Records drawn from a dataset
+===+
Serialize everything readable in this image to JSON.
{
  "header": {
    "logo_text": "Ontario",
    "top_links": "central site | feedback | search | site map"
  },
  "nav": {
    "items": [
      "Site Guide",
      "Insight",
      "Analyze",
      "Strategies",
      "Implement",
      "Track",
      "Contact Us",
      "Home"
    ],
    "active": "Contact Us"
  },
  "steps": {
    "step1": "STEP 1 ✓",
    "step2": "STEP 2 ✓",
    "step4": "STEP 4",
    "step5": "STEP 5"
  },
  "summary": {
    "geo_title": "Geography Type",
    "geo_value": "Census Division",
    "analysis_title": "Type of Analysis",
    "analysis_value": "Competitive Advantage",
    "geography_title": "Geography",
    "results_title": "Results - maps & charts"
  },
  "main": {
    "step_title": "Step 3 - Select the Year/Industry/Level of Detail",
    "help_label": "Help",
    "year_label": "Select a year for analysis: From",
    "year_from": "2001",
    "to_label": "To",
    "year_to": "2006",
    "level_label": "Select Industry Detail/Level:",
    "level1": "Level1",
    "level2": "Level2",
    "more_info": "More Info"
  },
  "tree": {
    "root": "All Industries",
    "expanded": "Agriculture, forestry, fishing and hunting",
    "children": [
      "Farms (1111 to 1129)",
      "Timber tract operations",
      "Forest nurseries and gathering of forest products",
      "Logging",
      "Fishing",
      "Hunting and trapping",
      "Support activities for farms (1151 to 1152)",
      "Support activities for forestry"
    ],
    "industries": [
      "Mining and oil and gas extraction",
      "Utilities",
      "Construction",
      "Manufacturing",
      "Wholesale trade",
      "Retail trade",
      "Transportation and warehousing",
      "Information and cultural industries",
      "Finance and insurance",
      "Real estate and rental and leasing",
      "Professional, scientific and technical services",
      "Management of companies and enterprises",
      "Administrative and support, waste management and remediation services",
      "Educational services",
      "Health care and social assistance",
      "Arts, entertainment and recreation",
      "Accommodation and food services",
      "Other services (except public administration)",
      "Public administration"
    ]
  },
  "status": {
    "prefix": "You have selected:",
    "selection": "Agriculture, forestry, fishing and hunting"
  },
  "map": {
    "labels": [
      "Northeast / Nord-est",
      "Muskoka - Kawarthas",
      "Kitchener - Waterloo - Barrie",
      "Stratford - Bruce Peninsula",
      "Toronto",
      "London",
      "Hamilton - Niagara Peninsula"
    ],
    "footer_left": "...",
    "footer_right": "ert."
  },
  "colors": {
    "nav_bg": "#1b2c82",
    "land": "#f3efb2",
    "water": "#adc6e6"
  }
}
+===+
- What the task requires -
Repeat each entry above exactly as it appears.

- Result of the task -
Serialize everything readable in this image to JSON.
{
  "header": {
    "logo_text": "Ontario",
    "top_links": "central site | feedback | search | site map"
  },
  "nav": {
    "items": [
      "Site Guide",
      "Insight",
      "Analyze",
      "Strategies",
      "Implement",
      "Track",
      "Contact Us",
      "Home"
    ],
    "active": "Contact Us"
  },
  "steps": {
    "step1": "STEP 1 ✓",
    "step2": "STEP 2 ✓",
    "step4": "STEP 4",
    "step5": "STEP 5"
  },
  "summary": {
    "geo_title": "Geography Type",
    "geo_value": "Census Division",
    "analysis_title": "Type of Analysis",
    "analysis_value": "Competitive Advantage",
    "geography_title": "Geography",
    "results_title": "Results - maps & charts"
  },
  "main": {
    "step_title": "Step 3 - Select the Year/Industry/Level of Detail",
    "help_label": "Help",
    "year_label": "Select a year for analysis: From",
    "year_from": "2001",
    "to_label": "To",
    "year_to": "2006",
    "level_label": "Select Industry Detail/Level:",
    "level1": "Level1",
    "level2": "Level2",
    "more_info": "More Info"
  },
  "tree": {
    "root": "All Industries",
    "expanded": "Agriculture, forestry, fishing and hunting",
    "children": [
      "Farms (1111 to 1129)",
      "Timber tract operations",
      "Forest nurseries and gathering of forest products",
      "Logging",
      "Fishing",
      "Hunting and trapping",
      "Support activities for farms (1151 to 1152)",
      "Support activities for forestry"
    ],
    "industries": [
      "Mining and oil and gas extraction",
      "Utilities",
      "Construction",
      "Manufacturing",
      "Wholesale trade",
      "Retail trade",
      "Transportation and warehousing",
      "Information and cultural industries",
      "Finance and insurance",
      "Real estate and rental and leasing",
      "Professional, scientific and technical services",
      "Management of companies and enterprises",
      "Administrative and support, waste management and remediation services",
      "Educational services",
      "Health care and social assistance",
      "Arts, entertainment and recreation",
      "Accommodation and food services",
      "Other services (except public administration)",
      "Public administration"
    ]
  },
  "status": {
    "prefix": "You have selected:",
    "selection": "Agriculture, forestry, fishing and hunting"
  },
  "map": {
    "labels": [
      "Northeast / Nord-est",
      "Muskoka - Kawarthas",
      "Kitchener - Waterloo - Barrie",
      "Stratford - Bruce Peninsula",
      "Toronto",
      "London",
      "Hamilton - Niagara Peninsula"
    ],
    "footer_left": "...",
    "footer_right": "ert."
  },
  "colors": {
    "nav_bg": "#1b2c82",
    "land": "#f3efb2",
    "water": "#adc6e6"
  }
}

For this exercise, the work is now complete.